Several hints were dropped of what was to come in Series 3. The economic challenges of running Downton after World War I will form a major plot point. Chronicles foreshadows this by including a map of the estate. The new society required people with skills and business sense, not just a force of nature and inherited leadership. Cora’s bailout of the state is no longer enough to keep Downton viable. Some of the great houses survived through changes in business practices but others fell into disrepair. Some old homes were saved by the newly rich wishing to appear just like the old aristocracy. In some ways, Jessica Fellowes noted Downton has some apparels with modern society adjusting to rapidly changing technology.
Along with economic changes, Series 3 will also deal with shifts in expectations and roles. Upper class women like Edith wished to do more than household management. Middle and working class women are no longer content with domestic service and childrearing and were moving into the workplace. More women are also earning degrees. For the lower classes, more career options opened up after the war. Thousands left domestic service to pursue a wide variety of career options. In addition, more people were gaining access to education. Anything was possible, and this will be reflected in the storylines of Edith and Daisy in particular.
The Q&A portion of the evening raised several additional points of interest:
- Audience concern over the lack of racial/ethnic diversity has been noted and a new minority character will appear in Series 4. Details are still hazy.
- I asked if fans will see a tiny piece of the Jazz Age/flapper action in Series 3. Unfortunately, it is a few years too early for the trends the 20’s are most remembered for.
- Matthew becomes “magisterial” in upcoming episodes.
- Downton has remained in tact from the first drafts of the script all the way to the pilot. Executive meddling was not a factor in production.
- Whether the injured soldier really was Patrick Crawley or an impostor is a purposeful mystery.
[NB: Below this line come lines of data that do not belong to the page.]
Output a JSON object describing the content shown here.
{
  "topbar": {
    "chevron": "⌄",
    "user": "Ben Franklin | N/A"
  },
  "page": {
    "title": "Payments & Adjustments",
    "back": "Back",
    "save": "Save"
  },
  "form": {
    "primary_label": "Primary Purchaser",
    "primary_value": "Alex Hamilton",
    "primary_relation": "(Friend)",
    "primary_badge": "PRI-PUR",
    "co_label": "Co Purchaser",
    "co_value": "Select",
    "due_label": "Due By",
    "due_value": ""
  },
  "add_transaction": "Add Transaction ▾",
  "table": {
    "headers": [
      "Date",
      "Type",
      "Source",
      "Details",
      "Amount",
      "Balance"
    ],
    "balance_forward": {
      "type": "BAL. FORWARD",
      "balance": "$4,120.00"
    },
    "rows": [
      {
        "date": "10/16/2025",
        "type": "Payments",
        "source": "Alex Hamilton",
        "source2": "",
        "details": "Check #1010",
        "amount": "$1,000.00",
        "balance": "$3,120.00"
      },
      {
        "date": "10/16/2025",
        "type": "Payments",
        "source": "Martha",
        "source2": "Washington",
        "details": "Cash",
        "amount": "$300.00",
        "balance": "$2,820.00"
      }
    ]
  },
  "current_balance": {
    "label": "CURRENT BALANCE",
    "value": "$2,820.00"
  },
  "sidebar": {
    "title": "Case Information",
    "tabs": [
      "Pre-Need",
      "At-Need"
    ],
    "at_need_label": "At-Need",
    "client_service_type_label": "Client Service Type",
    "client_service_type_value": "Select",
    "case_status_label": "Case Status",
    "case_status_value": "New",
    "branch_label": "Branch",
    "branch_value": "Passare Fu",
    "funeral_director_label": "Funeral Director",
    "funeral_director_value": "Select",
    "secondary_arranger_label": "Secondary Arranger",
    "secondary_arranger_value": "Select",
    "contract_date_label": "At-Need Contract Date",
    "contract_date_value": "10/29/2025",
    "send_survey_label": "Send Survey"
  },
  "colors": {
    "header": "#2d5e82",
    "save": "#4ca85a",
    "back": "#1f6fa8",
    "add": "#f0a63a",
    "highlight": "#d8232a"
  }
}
No one knows if he will come back in a future episode.
The event was a great way to kick off the final countdown until the Series 3 premiere. Can it be January 6th now?